Dana Prom Smith (11/21/07)

Several years ago meine Überfrau and I had a shoot out at Thanksgiving over the gravy. She asked me to make the gravy and stuffing, writing out the steps for gravy making. I compressed a couple of steps. The gravy clotted with free-floating lumps. “I just knew it!” she said. “You’re always taking short cuts. You’ve just ruined the whole dinner.” A former first-class flight attendant during TWA’s days of glamour and glory, Gretchen likes things “just so.”

A tense time was had by all. The gathering was composed of people who ordinarily don’t sit down together for dinner. An inclusive dinner, we invited my mother-in-law and my former wife. My children, all adults at the time, not wanting their mother to be alone on Thanksgiving, asked us to invite her. We also invited two couples, a veganesque Wiccan priestess who ate all the mixed nuts and her husband, a hummingbird feeder salesman, and an Assyrian Orthodox deacon and his Sephardic Jewish wife from South Yemen. A malaise underlay the gathering until dispelled by Gretchen’s magnificent feast.

Some gardens suffer the same malaise, something is going on in the garden just below the surface, resulting in a garden that doesn’t thrive. As my mother used to say of my academic achievements, “The potential is there, but the actual isn’t.” The alpha and omega of successful gardening is soil, and soil is “what you make of it.”

The best guests for a soil dinner are those strangely-worded creatures called mycorrhizae which are not discreet entities like a rock or a gas tank, but fungal associations or symbiotic relationships between nutrients in the soil and the roots of a plant. Growing in the tips of plant roots, they are little strands of fungi that pass from just outside the root to inside it. Spooky looking, they resemble a diaphanous spider web or that gossamered stuff used at Halloween. Of course, they can’t be seen with the naked eye, lying well below our visual radar screens.
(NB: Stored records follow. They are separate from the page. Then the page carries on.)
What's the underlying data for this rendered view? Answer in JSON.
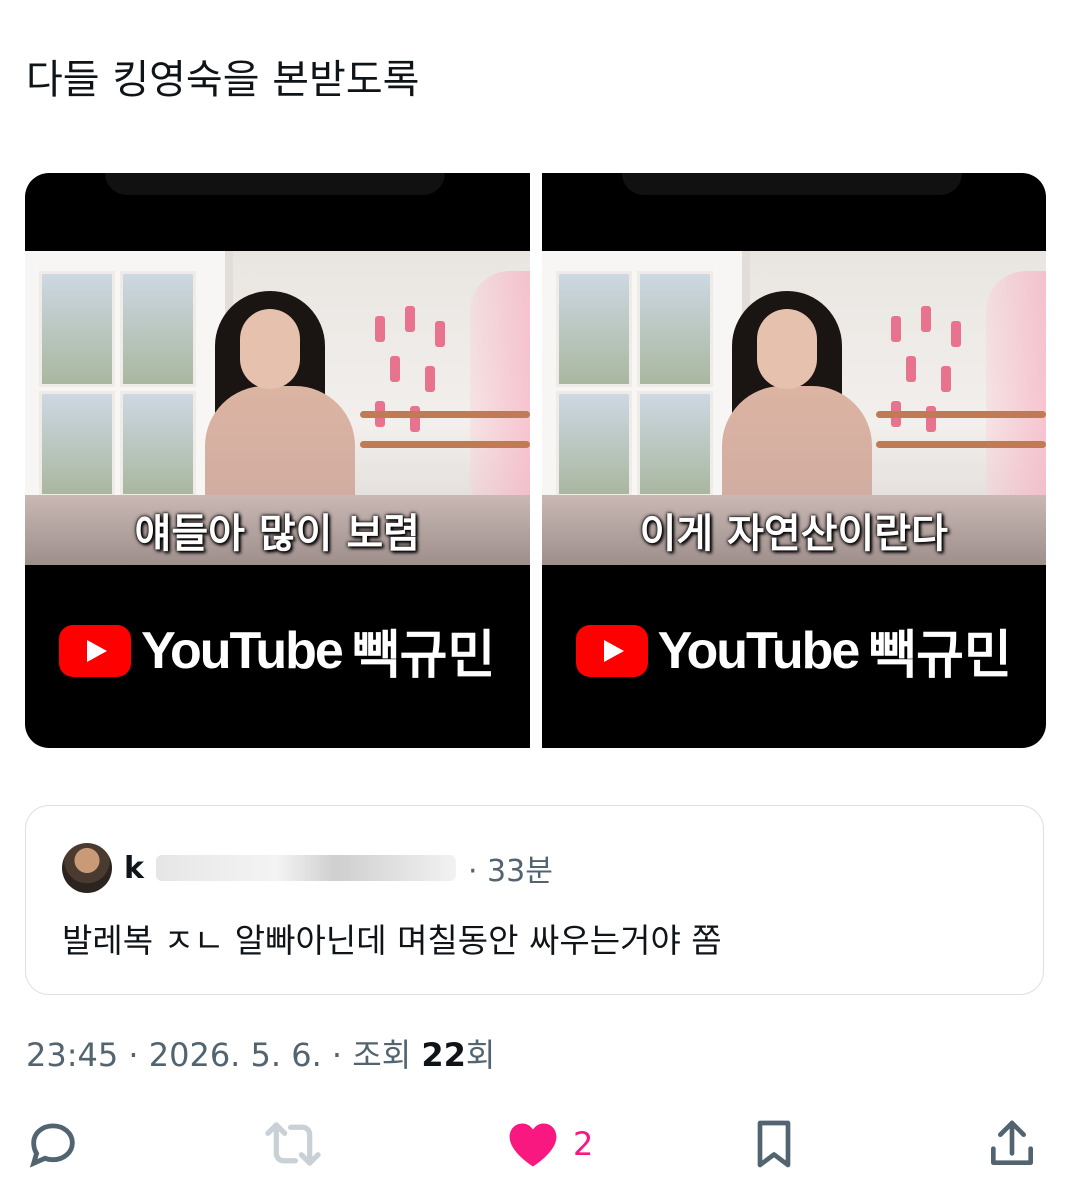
{
  "post": {
    "text": "다들 킹영숙을 본받도록"
  },
  "media": [
    {
      "caption": "얘들아 많이 보렴",
      "brand": "YouTube",
      "channel": "빽규민"
    },
    {
      "caption": "이게 자연산이란다",
      "brand": "YouTube",
      "channel": "빽규민"
    }
  ],
  "quote": {
    "author": "k",
    "time": "· 33분",
    "text": "발레복 ㅈㄴ 알빠아닌데 며칠동안 싸우는거야 쫌"
  },
  "meta": {
    "time": "23:45",
    "date": "· 2026. 5. 6. ·",
    "views_label": "조회",
    "views_count": "22",
    "views_suffix": "회"
  },
  "actions": {
    "reply_icon": "reply-icon",
    "retweet_icon": "retweet-icon",
    "like_icon": "heart-icon",
    "like_count": "2",
    "bookmark_icon": "bookmark-icon",
    "share_icon": "share-icon",
    "like_color": "#f91880",
    "icon_color": "#536471"
  }
}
In corporate-speak mycorrhizae are facilitators and in psycho-babble enablers. Although, they can be bought, it isn’t necessary because they’re in the soil already, but to function effectively they need soil amended with organic matter, such as vintage cattle, horse, or chicken manure and compost.

Some mycorrhizae are good and some bad. The good ones are called mutualistic and the bad ones parasitic. If the soil isn’t composted and too much artificial fertilizer is used, especially heavy doses of phosphorous, the mycorrhizae sometimes turn bad or parasitic. Ironically, sometimes fertilizing a garden with artificial fertilizer withers the plants.
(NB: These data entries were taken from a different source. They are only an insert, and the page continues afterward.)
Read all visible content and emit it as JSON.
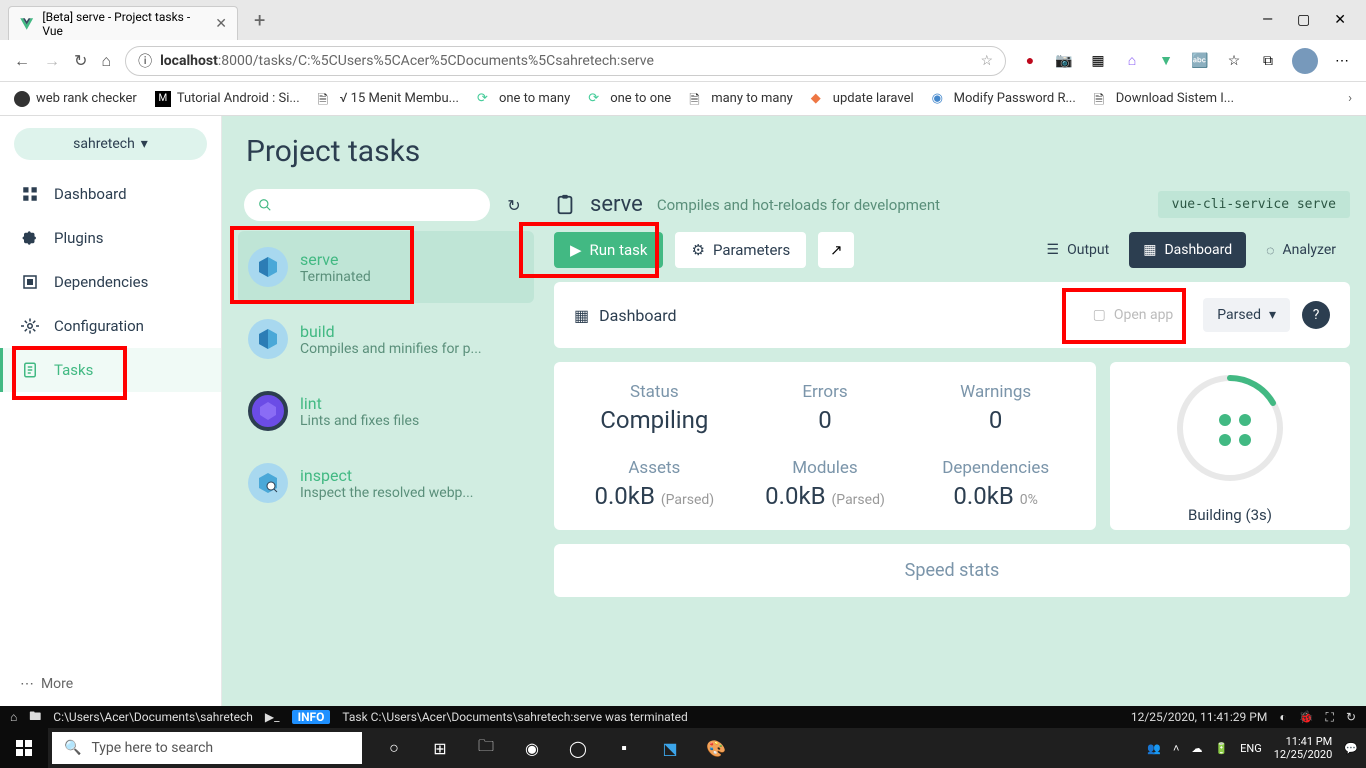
{
  "browser": {
    "tab_title": "[Beta] serve - Project tasks - Vue",
    "url_host": "localhost",
    "url_path": ":8000/tasks/C:%5CUsers%5CAcer%5CDocuments%5Csahretech:serve",
    "bookmarks": [
      "web rank checker",
      "Tutorial Android : Si...",
      "√ 15 Menit Membu...",
      "one to many",
      "one to one",
      "many to many",
      "update laravel",
      "Modify Password R...",
      "Download Sistem I..."
    ]
  },
  "sidebar": {
    "project_name": "sahretech",
    "items": [
      "Dashboard",
      "Plugins",
      "Dependencies",
      "Configuration",
      "Tasks"
    ],
    "more": "More"
  },
  "page": {
    "title": "Project tasks"
  },
  "tasks": [
    {
      "name": "serve",
      "desc": "Terminated"
    },
    {
      "name": "build",
      "desc": "Compiles and minifies for p..."
    },
    {
      "name": "lint",
      "desc": "Lints and fixes files"
    },
    {
      "name": "inspect",
      "desc": "Inspect the resolved webp..."
    }
  ],
  "detail": {
    "name": "serve",
    "desc": "Compiles and hot-reloads for development",
    "script": "vue-cli-service serve",
    "run_label": "Run task",
    "parameters_label": "Parameters",
    "views": {
      "output": "Output",
      "dashboard": "Dashboard",
      "analyzer": "Analyzer"
    },
    "dashboard_label": "Dashboard",
    "open_app": "Open app",
    "parsed": "Parsed",
    "stats": {
      "status": {
        "label": "Status",
        "value": "Compiling"
      },
      "errors": {
        "label": "Errors",
        "value": "0"
      },
      "warnings": {
        "label": "Warnings",
        "value": "0"
      },
      "assets": {
        "label": "Assets",
        "value": "0.0kB",
        "sub": "(Parsed)"
      },
      "modules": {
        "label": "Modules",
        "value": "0.0kB",
        "sub": "(Parsed)"
      },
      "deps": {
        "label": "Dependencies",
        "value": "0.0kB",
        "sub": "0%"
      }
    },
    "building": "Building (3s)",
    "speed": "Speed stats"
  },
  "terminal": {
    "path": "C:\\Users\\Acer\\Documents\\sahretech",
    "badge": "INFO",
    "message": "Task C:\\Users\\Acer\\Documents\\sahretech:serve was terminated",
    "timestamp": "12/25/2020, 11:41:29 PM"
  },
  "taskbar": {
    "search_placeholder": "Type here to search",
    "lang": "ENG",
    "time": "11:41 PM",
    "date": "12/25/2020"
  }
}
Indeed, as in life, good relationships mutually benefit everyone in the relationship. The plants take up the nutrients and release carbohydrates to the fungi all because of the mutualistic mycorrhizae. Everyone wins. The parasitic mycorrhizae suck nutrients out of the plant and don’t deliver carbohydrates to the fungi. Everyone loses. The mycorrhizae facilitate or enable the plant through its roots to take up nutrients from the soil.
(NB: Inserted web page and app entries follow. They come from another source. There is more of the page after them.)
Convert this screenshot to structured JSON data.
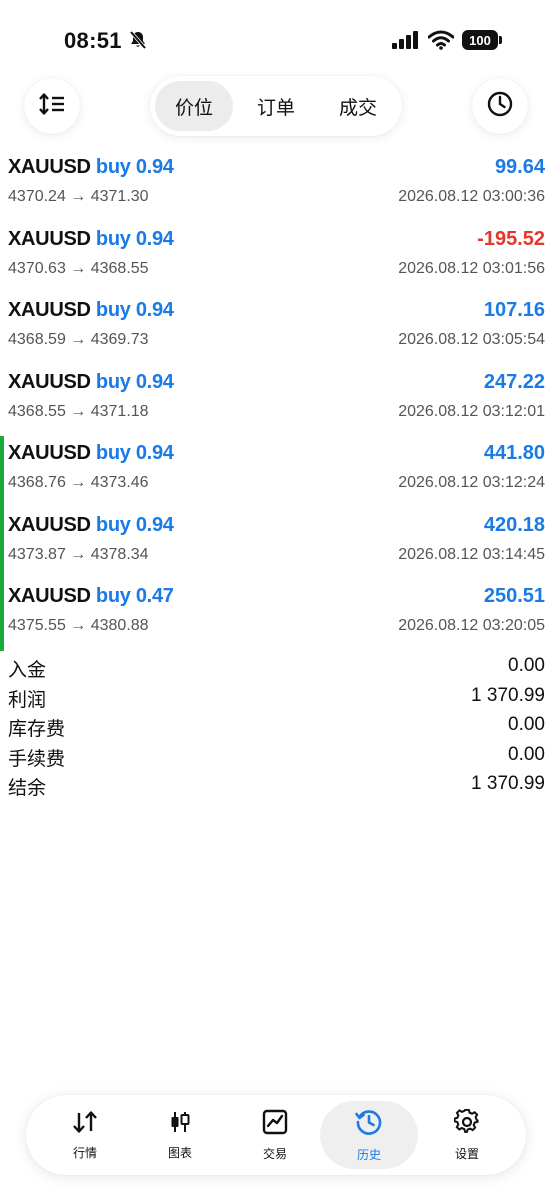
{
  "status": {
    "time": "08:51",
    "battery": "100"
  },
  "tabs": [
    {
      "label": "价位",
      "active": true
    },
    {
      "label": "订单",
      "active": false
    },
    {
      "label": "成交",
      "active": false
    }
  ],
  "colors": {
    "accent": "#1b7be6",
    "loss": "#e8352b",
    "marker": "#1aaa3a"
  },
  "deals": [
    {
      "symbol": "XAUUSD",
      "side": "buy",
      "volume": "0.94",
      "profit": "99.64",
      "profit_color": "#1b7be6",
      "prices": "4370.24 → 4371.30",
      "time": "2026.08.12 03:00:36",
      "marked": false
    },
    {
      "symbol": "XAUUSD",
      "side": "buy",
      "volume": "0.94",
      "profit": "-195.52",
      "profit_color": "#e8352b",
      "prices": "4370.63 → 4368.55",
      "time": "2026.08.12 03:01:56",
      "marked": false
    },
    {
      "symbol": "XAUUSD",
      "side": "buy",
      "volume": "0.94",
      "profit": "107.16",
      "profit_color": "#1b7be6",
      "prices": "4368.59 → 4369.73",
      "time": "2026.08.12 03:05:54",
      "marked": false
    },
    {
      "symbol": "XAUUSD",
      "side": "buy",
      "volume": "0.94",
      "profit": "247.22",
      "profit_color": "#1b7be6",
      "prices": "4368.55 → 4371.18",
      "time": "2026.08.12 03:12:01",
      "marked": false
    },
    {
      "symbol": "XAUUSD",
      "side": "buy",
      "volume": "0.94",
      "profit": "441.80",
      "profit_color": "#1b7be6",
      "prices": "4368.76 → 4373.46",
      "time": "2026.08.12 03:12:24",
      "marked": true
    },
    {
      "symbol": "XAUUSD",
      "side": "buy",
      "volume": "0.94",
      "profit": "420.18",
      "profit_color": "#1b7be6",
      "prices": "4373.87 → 4378.34",
      "time": "2026.08.12 03:14:45",
      "marked": true
    },
    {
      "symbol": "XAUUSD",
      "side": "buy",
      "volume": "0.47",
      "profit": "250.51",
      "profit_color": "#1b7be6",
      "prices": "4375.55 → 4380.88",
      "time": "2026.08.12 03:20:05",
      "marked": true
    }
  ],
  "summary": [
    {
      "label": "入金",
      "value": "0.00"
    },
    {
      "label": "利润",
      "value": "1 370.99"
    },
    {
      "label": "库存费",
      "value": "0.00"
    },
    {
      "label": "手续费",
      "value": "0.00"
    },
    {
      "label": "结余",
      "value": "1 370.99"
    }
  ],
  "nav": [
    {
      "label": "行情",
      "icon": "quotes-arrows-icon",
      "active": false
    },
    {
      "label": "图表",
      "icon": "candlestick-icon",
      "active": false
    },
    {
      "label": "交易",
      "icon": "trade-chart-icon",
      "active": false
    },
    {
      "label": "历史",
      "icon": "history-clock-icon",
      "active": true
    },
    {
      "label": "设置",
      "icon": "gear-icon",
      "active": false
    }
  ]
}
As the middle men of a thriving garden, mutualistic mycorrhizae are the sine qua non of gardening. They improve nutrient and water uptake, root growth, and plant growth and yield. They also reduce transplant shock and drought stress.

Amending the soil with organic matter does something else. It helps save the planet, by replenishing the earth rather than consuming it, by cooling the planet through water conservation and foliage rather than heating it with concrete, asphalt, and gravel. It’s thinking globally by sustainable gardening locally. What better way to thank God at Thanksgiving than having a sumptuous feast of manure and compost for the earth!

The Sephardic woman from South Yemen and I got along swimmingly because we both spoke the same Sephardic dialect of Hebrew. She rescued the gravy, vigorously smoothing it out with a wire whisk. The stuffing turned out well. I had read and followed the directions. “For just once in your life, why don’t you do as you’re told?” The shrinks tell us that men often marry women like their mothers.
Copyright © Dana Prom Smith 2007

No comments: